As we crossed the “new bridge” into Derry and drove down the Culmore Road, I no doubt stared longingly at my Aunt Stella’s road, where I always stayed – but we wouldn’t stop there yet. Cousins could wait. Granny could not.
We’d be greeted with warm hugs and expressions of “welcome home” and “how was the journey?” at Granny’s, as though we’d crossed the Atlantic and not the Irish Sea.
A cacophony of aunties and uncles would talk as we were offered plates of biscuits and then dinner – one of the younger aunties (usually Norah) had always been instructed to cook – and then we’d decamp to our home for the next few weeks, knowing we might not see our mammy for a while.
We wouldn’t care though – she’d be catching up with her mammy as we’d be sizing up our cousins (we each had our own little gang), and within the hour it was as though we’d never been apart.
Summer in Derry was really all about summer in Donegal. A convoy of cousins, aunties and uncles would descend for the day on Kinnagoe Bay, Stroove or Dunfanaghy with windbreakers, swimwear, towels and cool bags filled with egg and onion sandwiches, Taytos and cans of drink.
It was building castles and knocking them down again, building a mound in the sand and seeing who could jump over it. They were blissful, innocent days
They were glory days. We’d race down sand dunes with abandon until someone would fall face first into a mouthful of sand, tears streaming as they were deposited to their mammy while the others would shrug it off and get back to the game.
It was running in and out of the water while your mammy or someone else’s mammy ordered you to be careful. It was rock pooling, going on an adventure with Uncle Bernard or burying him in the sand. It was building castles and knocking them down again, building a mound in the sand and seeing who could jump over it. They were blissful, innocent days.
Later, you’d stop into Moville for burger and chips, followed by scoops of ice cream at Fiorentina’s. You’d pick up some scratch cards and see if you could win a punt or two and you’d make sure someone took one home to Granny.

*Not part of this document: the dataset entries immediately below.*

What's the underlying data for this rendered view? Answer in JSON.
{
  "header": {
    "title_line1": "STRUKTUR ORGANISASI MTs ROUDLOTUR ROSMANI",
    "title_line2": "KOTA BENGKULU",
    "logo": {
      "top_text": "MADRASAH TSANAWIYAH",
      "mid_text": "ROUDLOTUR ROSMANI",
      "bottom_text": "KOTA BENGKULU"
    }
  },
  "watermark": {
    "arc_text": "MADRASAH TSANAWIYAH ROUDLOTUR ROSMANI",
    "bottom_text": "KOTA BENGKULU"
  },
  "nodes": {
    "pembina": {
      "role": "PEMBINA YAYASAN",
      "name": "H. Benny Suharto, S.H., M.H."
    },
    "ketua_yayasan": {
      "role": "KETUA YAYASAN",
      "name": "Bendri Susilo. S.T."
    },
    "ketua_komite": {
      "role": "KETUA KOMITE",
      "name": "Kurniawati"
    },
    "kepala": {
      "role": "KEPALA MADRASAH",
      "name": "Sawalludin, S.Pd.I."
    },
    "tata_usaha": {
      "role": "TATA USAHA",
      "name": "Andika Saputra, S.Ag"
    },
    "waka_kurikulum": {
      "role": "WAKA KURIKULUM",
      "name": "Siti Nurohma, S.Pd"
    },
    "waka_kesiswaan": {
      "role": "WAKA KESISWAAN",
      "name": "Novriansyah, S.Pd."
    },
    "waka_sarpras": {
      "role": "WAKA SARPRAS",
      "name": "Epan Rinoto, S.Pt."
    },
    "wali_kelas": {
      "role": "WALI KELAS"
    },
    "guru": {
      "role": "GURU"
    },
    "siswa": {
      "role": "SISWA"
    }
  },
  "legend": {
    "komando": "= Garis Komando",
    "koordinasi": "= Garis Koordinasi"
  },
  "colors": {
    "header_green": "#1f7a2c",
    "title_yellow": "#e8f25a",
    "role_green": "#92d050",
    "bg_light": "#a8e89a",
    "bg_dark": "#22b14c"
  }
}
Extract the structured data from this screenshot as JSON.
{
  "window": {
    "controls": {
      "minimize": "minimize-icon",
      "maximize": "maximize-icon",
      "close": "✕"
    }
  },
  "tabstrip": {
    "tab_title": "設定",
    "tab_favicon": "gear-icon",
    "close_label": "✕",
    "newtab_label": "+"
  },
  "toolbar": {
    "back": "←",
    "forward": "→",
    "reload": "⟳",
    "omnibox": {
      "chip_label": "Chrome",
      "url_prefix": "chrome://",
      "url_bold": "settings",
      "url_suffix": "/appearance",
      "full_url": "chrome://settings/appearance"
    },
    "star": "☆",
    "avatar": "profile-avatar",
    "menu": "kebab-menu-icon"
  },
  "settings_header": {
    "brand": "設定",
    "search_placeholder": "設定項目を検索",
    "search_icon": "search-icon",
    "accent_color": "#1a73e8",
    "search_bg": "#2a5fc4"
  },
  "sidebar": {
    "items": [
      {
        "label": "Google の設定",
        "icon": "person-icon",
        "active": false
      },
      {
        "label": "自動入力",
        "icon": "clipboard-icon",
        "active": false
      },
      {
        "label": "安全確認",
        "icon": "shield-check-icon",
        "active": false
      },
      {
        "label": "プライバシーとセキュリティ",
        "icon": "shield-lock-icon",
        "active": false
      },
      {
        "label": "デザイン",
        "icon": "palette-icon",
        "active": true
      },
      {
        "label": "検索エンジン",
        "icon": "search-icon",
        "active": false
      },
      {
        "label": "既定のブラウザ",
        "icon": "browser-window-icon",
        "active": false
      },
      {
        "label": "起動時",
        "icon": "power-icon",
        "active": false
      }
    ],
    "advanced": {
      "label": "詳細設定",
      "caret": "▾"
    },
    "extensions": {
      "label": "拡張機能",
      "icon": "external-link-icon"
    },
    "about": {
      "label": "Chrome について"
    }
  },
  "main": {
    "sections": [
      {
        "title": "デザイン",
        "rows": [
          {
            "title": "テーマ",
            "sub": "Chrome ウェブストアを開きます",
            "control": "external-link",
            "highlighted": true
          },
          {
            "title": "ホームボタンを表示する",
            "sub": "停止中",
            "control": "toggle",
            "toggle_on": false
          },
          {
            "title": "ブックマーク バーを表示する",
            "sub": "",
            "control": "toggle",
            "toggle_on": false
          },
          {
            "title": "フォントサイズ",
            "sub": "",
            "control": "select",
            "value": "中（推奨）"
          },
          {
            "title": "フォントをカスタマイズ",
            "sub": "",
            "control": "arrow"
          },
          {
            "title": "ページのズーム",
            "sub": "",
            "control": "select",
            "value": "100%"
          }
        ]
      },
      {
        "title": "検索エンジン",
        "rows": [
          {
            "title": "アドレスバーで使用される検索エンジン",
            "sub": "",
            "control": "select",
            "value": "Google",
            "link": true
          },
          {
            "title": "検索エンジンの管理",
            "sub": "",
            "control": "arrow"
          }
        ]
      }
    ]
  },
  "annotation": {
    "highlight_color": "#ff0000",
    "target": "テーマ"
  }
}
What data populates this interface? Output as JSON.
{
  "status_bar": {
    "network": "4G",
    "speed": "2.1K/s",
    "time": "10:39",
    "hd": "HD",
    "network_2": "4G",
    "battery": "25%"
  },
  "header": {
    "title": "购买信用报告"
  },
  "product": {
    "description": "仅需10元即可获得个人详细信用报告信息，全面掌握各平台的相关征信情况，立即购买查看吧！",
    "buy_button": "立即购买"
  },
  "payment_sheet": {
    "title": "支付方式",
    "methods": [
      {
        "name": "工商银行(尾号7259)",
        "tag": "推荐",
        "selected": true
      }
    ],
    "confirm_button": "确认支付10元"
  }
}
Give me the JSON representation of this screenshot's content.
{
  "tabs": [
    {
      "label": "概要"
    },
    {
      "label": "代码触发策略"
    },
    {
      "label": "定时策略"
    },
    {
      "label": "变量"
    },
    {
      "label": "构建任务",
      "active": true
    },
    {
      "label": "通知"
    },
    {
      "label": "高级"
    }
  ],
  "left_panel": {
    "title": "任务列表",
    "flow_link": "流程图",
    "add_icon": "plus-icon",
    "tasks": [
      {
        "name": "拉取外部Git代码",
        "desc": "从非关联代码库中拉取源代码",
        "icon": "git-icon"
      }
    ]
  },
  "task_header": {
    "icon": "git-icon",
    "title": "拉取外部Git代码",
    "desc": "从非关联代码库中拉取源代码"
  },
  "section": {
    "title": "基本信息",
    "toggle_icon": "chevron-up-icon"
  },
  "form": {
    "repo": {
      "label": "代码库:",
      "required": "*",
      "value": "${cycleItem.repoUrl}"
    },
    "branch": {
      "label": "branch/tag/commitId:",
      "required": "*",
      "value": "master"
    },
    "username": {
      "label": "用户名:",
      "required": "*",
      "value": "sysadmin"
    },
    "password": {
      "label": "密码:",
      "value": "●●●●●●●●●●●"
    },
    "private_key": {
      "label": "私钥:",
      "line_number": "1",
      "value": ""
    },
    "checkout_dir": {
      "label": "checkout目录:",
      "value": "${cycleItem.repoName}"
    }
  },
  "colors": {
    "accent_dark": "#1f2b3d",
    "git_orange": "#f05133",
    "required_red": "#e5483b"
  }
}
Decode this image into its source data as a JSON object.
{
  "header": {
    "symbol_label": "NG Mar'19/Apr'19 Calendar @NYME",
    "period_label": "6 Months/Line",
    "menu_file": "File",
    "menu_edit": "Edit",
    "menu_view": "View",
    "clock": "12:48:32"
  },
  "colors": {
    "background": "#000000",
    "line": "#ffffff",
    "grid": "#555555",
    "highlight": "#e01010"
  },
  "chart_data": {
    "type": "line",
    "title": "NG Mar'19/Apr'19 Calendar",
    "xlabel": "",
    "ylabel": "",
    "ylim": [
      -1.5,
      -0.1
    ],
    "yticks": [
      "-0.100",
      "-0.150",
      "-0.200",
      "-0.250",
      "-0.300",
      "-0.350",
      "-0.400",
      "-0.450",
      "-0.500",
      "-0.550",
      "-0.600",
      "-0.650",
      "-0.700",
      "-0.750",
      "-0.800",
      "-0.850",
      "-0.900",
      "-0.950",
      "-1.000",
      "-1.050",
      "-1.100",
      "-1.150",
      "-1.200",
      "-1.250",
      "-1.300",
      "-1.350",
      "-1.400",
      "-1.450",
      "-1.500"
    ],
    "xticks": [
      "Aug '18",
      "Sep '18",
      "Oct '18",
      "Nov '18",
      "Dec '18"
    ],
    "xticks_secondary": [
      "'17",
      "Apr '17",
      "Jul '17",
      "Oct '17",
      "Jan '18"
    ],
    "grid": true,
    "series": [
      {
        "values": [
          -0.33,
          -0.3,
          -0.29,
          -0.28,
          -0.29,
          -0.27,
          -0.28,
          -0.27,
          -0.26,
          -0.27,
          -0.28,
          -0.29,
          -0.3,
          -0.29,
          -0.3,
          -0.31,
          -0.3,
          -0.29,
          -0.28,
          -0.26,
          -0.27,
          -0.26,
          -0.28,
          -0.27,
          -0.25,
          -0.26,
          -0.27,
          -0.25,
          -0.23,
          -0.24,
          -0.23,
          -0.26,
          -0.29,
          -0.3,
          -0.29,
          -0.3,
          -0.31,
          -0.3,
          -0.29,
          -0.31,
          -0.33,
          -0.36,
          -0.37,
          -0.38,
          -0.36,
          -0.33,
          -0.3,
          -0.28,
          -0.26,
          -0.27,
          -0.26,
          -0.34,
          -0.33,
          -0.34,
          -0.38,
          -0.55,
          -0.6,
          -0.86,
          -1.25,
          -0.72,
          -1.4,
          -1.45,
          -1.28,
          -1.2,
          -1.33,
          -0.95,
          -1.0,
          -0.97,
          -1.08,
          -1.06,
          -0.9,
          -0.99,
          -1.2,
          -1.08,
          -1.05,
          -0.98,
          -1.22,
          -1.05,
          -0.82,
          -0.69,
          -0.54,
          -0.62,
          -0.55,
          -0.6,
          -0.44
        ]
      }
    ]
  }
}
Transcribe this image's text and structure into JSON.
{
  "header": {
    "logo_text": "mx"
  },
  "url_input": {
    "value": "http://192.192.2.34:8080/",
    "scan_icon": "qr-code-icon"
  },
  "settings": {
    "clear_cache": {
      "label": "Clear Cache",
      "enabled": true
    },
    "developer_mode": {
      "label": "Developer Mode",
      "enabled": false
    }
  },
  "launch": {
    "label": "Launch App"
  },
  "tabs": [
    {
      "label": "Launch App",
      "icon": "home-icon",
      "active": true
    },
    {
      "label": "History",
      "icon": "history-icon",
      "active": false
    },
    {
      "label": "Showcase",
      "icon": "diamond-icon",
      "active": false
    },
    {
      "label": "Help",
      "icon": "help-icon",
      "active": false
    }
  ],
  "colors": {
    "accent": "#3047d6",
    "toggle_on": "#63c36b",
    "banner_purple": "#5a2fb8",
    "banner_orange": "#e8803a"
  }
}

On special days you might go to Red Castle or to Portrush on the Antrim coast for fairground rides and a swimming pool with an actual wave machine. At some point during the holiday, you’d probably clamber over the Giant’s Causeway, counting down the minutes until you could cross the rickety Carrick-a-Rede bridge down the road.
Other days you stayed in. You dressed up, learned dance routines and songs and made up little skits for shows that you’d charge your own family to attend. It was impromptu singsongs, jokes, fighting like siblings. It was going up the town to spend hours buying tat. It was doing the limbo with a tea towel. We didn’t care, as long as we were together.
This closeness has endured. When my brother died, my aunts, uncles and cousins enveloped me, Thomas and mammy in love. They protected us from the worst of it, lightened the dark at times, and always shared in our grief.
When my brother died, my aunts, uncles and cousins enveloped me, Thomas and mammy in love
My granny is sadly gone too, but my kids still have their grandma and video chats will no longer cut it. They deserve the extended visits, the endless playtime, the stories, the tears of laughter and the naughty glint of a sage but rebellious matriarch that I got to enjoy.
My husband said to me recently he found it sad that our kids won’t have the carefree childhood holidays that coming from a big family allows, but this year we’re going to give it a bloody good go.
Who knows with Covid-19 if we’ll make it to Donegal – maybe this year we’ll get to know the beaches of the six counties really well – but I intend to find a way to hang out with my family, to let the kids of our extended family bond and have a taste of the freedom we once enjoyed.
Forget pining for European holidays: I’m a Derry girl at heart and this year, more than any other, I need to go home.